It's hard not to love a Hero, the HTC Hero on Sprint in this case. It's replete with features and those features work well. HTC's customized Android is a joy to use: it's fun, efficient, full-featured and highly customizable. The phone is responsive (though it needs a reboot every 3 days or so to keep things moving quickly) and it has one of the best web browsers on a smartphone. The capacitive 3.2" display is sharp and we love the multi-touch feature when zooming in on web pages. Though it lacks the serious business clout of the HTC Touch Pro2 with its full MS Exchange support, very complete Outlook syncing and an Office suite that both reads and writes MS Office files, the Hero should do for those who don't need Windows in their pocket. Well done, Google, HTC and Sprint.

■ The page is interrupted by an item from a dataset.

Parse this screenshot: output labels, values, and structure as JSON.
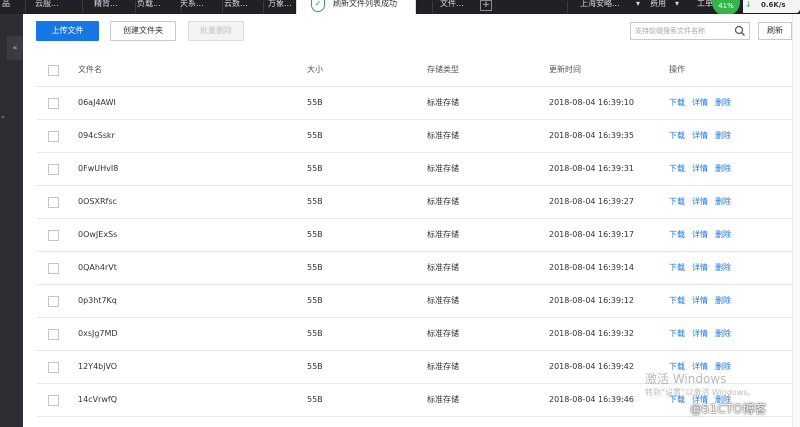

Display:Capacitive multi-touch color LCD. Screen size diagonally: 3.2". Resolution:
HVGA 480x 320, supports both portrait and landscape modes. Has accelerometer, light sensor for auto-brightness (can also use manual brightness) and a digital compass.
Ion rechargeable. Battery is user replaceable.
1500 mAh. Claimed talk time: up to 4 hours.
Performance:Qualcomm 528MHz CPU, 288 megs RAM, 512 megs flash ROM with ~ 125 megs free.
x 2.22 x 0.54 inches. Weight: 4.5 ounces.
Phone:CDMA dual band digital with EVDO Rev. A for fast data.
Camera:5 megapixel camera with autofocus lens, no flash. Can shoot video.
in speaker, mic and 3.5mm standard stereo headphone
jack. Voice Recorder included.
WiFi 802.11b/g and Bluetooth 2.0 + EDR.
Software:Android OS 1.5 with HTC Sense UI and HTC Footprints. Standard Google Android apps including email, Gmail, Google Maps, Google Talk, calendar, contacts, web browser, camera, clock, Market, Amazon MP3 store and YouTube player. HTC's Sense adds user interface customizations and multiple email/PIM sync sources, HTC Weather, HTC Stocks, music player and QuickOffice (MS Office file viewer). Sprint software: Sprint TV, Sprint Navigation, Visual Voicemail, NASCAR and NFL Mobile Live.
SDHC microSD card slot, compatible with cards up to 32 gigs. 2 gig card included.